Having no operational experience, Harry had to learn his trade as a pathfinder from his fellow pilots in the squadron. On the night of 21–22 June 1943, Harry flew as second pilot to Bill Hickson,[4] a veteran of thirty missions with Nos. 51 and 35 Squadrons. As they were returning to base in the early hours of the morning, the aircraft was attacked near Castenray, the Netherlands by a night fighter. The night fighter was flown by the German ace Günther Radusch. The aircraft was crippled by Radusch’s attack, and Bill ordered his crew to abandon.

The navigator, F-Sgt H. D. Hutchinson, RAF later reported that:

Krohn the 2nd pilot was seen out of the A/c by the bomb aimer immediately after my own exit while the aircraft was on fire and more or less under control. According to information from farmers who claimed to have witnessed the landing of an Australian airman in the vicinity of the crash and where I and Croft landed, Krohn’s chute was open but he had been shot dead through the head and I presumed this to be Krohn as the only Australian member in the crew.[5]

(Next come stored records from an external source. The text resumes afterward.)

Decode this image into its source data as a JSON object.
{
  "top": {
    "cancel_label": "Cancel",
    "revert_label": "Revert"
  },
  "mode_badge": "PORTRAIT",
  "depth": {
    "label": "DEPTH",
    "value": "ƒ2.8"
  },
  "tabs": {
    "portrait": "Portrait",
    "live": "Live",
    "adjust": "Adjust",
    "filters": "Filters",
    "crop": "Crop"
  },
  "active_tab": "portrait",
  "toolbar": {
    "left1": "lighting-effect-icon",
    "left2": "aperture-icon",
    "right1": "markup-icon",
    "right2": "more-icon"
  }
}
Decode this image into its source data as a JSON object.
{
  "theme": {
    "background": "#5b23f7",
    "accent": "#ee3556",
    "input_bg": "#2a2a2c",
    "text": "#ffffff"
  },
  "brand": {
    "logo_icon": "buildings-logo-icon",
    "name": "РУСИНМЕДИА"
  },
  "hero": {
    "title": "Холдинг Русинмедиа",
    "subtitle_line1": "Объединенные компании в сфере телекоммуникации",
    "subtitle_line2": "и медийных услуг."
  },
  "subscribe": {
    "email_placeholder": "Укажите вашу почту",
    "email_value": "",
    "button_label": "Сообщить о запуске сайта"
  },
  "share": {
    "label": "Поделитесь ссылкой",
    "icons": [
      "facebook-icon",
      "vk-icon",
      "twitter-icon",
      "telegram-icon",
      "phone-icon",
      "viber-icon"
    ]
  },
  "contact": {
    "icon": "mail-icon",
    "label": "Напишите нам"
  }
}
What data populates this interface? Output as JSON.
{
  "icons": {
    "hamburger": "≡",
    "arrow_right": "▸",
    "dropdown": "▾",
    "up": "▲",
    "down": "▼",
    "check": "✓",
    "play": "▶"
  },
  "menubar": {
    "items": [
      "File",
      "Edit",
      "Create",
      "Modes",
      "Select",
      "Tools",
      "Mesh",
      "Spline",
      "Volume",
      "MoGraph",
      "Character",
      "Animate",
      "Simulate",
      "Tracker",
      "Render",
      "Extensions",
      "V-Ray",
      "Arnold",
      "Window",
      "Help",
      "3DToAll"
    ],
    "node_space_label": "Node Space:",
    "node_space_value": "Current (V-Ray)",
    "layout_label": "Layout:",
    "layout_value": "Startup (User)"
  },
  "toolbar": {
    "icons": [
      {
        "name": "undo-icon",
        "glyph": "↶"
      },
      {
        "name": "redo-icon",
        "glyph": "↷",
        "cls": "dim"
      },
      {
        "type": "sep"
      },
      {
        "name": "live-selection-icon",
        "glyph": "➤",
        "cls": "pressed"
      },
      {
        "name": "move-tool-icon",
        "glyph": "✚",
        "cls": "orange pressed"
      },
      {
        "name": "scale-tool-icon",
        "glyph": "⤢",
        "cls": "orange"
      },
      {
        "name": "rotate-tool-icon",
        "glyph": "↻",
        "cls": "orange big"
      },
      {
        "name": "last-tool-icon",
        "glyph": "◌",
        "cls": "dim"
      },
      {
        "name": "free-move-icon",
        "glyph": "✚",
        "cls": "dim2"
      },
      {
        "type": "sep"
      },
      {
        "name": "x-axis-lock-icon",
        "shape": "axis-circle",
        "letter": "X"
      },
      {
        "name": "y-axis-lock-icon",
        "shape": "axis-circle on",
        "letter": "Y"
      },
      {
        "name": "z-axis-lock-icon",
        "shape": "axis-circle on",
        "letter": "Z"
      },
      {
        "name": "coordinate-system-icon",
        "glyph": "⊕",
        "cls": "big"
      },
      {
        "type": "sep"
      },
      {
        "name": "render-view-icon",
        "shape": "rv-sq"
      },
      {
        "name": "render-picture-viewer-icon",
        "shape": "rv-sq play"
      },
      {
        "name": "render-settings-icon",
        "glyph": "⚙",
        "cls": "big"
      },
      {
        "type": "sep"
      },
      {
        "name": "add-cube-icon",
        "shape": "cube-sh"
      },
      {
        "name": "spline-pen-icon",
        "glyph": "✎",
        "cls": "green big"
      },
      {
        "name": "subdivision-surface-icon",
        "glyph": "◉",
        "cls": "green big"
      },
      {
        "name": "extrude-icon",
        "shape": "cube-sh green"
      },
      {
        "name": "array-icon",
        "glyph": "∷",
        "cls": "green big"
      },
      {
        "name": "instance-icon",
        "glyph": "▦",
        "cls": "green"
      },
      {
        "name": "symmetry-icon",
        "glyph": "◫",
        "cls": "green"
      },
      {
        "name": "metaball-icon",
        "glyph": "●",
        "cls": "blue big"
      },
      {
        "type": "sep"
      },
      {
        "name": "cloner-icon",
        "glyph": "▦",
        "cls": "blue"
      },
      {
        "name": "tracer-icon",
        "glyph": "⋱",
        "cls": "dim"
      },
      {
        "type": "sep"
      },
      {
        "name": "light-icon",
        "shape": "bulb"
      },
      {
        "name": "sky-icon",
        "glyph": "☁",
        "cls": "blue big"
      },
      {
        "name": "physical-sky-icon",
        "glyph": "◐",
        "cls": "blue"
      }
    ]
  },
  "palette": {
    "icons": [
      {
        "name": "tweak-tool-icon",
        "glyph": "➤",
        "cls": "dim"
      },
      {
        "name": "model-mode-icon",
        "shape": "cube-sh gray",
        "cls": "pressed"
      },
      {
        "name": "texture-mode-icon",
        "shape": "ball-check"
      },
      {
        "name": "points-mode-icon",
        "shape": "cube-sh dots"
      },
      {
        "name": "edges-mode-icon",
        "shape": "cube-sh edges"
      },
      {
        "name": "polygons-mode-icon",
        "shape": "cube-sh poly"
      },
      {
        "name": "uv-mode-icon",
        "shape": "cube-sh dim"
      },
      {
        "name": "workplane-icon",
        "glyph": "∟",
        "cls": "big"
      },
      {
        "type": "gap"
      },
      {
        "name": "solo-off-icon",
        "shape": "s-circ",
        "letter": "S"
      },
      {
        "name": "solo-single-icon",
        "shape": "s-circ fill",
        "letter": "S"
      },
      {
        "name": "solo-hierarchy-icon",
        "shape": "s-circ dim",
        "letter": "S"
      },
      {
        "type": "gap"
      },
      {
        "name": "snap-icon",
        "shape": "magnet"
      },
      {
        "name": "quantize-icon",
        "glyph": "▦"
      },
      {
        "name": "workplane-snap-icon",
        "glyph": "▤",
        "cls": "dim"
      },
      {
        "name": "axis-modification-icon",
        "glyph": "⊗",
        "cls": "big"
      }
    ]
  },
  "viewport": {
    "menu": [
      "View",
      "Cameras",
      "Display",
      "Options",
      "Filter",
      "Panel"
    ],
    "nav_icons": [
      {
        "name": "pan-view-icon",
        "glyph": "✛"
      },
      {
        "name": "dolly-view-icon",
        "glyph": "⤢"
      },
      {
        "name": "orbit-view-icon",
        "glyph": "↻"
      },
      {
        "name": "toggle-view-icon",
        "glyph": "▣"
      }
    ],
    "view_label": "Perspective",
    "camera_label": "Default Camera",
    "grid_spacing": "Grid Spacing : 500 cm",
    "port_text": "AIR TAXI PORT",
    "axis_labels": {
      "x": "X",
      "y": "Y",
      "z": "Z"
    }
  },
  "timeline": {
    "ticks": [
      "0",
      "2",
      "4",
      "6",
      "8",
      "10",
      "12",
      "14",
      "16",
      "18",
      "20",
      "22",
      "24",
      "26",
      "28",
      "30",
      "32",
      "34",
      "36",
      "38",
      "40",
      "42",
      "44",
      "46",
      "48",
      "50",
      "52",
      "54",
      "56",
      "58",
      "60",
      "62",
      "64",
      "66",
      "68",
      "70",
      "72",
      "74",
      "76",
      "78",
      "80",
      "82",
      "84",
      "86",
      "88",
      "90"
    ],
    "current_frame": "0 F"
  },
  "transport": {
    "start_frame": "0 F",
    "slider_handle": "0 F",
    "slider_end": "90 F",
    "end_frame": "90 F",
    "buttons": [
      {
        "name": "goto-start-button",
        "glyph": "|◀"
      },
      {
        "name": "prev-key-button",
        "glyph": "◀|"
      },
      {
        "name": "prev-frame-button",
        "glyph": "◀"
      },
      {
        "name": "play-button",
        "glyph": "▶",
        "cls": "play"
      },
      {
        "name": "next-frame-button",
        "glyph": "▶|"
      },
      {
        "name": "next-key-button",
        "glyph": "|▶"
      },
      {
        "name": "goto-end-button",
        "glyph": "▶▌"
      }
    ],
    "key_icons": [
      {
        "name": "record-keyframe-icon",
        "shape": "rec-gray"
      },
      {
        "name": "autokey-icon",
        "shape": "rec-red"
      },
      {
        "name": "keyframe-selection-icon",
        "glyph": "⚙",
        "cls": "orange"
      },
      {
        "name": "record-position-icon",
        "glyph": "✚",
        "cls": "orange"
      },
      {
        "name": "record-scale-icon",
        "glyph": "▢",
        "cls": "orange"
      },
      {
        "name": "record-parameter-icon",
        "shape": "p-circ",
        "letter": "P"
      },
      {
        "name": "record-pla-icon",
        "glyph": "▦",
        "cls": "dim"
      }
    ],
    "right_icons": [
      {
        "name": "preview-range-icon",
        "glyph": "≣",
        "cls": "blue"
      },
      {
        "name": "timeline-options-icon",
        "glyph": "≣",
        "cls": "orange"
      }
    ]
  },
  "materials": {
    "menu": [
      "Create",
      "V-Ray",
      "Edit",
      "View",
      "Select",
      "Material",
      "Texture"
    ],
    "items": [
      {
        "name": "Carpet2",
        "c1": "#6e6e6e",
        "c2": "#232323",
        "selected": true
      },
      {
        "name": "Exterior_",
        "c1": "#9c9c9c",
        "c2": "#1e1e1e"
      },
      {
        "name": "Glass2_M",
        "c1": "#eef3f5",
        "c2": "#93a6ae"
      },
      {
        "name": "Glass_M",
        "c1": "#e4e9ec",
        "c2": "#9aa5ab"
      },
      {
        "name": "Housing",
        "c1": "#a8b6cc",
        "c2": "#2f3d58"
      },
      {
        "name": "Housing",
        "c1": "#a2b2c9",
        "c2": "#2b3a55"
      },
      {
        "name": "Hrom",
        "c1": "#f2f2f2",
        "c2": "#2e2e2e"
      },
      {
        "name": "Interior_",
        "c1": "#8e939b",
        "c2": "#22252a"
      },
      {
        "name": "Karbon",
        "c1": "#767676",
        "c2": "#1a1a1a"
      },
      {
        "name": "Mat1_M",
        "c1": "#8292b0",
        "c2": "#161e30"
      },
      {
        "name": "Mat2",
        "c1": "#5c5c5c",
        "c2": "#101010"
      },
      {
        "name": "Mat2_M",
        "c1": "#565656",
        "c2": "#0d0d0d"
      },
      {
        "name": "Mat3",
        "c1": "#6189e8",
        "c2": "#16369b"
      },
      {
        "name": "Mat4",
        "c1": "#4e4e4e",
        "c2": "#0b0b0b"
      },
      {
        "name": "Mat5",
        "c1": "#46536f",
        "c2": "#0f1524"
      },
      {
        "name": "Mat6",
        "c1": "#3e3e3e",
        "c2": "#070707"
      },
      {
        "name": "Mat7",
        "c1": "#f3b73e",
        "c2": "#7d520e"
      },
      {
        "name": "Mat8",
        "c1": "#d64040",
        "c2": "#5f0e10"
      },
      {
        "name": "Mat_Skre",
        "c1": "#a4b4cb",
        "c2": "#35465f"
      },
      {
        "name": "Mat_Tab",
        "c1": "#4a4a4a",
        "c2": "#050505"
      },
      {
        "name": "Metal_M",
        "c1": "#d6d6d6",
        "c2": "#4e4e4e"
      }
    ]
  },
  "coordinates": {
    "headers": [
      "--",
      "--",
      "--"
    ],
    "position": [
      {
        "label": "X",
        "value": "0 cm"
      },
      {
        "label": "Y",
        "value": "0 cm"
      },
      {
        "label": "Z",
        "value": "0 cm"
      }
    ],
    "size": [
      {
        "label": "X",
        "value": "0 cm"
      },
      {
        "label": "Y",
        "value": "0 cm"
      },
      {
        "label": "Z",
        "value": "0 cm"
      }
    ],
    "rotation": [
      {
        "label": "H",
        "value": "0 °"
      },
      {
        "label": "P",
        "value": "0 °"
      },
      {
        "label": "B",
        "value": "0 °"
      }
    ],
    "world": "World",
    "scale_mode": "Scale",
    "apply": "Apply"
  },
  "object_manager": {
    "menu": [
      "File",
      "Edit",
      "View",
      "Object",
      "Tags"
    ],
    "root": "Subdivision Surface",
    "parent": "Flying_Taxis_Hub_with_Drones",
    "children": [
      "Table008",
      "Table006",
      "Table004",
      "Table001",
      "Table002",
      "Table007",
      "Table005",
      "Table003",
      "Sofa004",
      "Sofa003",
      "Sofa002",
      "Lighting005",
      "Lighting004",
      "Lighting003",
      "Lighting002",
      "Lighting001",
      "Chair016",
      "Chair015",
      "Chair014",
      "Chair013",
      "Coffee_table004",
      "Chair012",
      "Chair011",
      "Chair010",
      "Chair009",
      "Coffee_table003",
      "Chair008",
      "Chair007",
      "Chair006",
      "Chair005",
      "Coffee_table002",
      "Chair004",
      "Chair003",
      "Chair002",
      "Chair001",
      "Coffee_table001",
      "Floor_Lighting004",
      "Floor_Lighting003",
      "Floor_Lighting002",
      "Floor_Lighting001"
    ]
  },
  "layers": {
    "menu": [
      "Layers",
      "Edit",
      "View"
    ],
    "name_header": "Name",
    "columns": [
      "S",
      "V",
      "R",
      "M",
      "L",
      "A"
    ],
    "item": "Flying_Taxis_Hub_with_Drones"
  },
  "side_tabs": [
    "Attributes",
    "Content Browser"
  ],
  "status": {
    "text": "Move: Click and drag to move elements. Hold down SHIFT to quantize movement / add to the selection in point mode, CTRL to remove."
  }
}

The circumstances of how Harry was shot were never established.

Flight Sergeant Henry John Krohn, RAAF is buried in the Jonkerbos War Cemetery, Nijmegen, the Netherlands.


[1] National Archives of Australia: A9301, 34017.
[2] National Archives of Australia: A9301, 34017.

[3] Ibid.
[4] F-Lt William Henry Hickson, CBE 412231 RNZAF; postal technician of Auckland, NZ; b. Auckland, NZ; d. Wellington, NZ, 2 Sep 2011. Hickson was imprisoned at Stalag Luft III. In later life, he was the Director General of the New Zealand Post Office.
[5] National Archives Australia; A705 166/23/16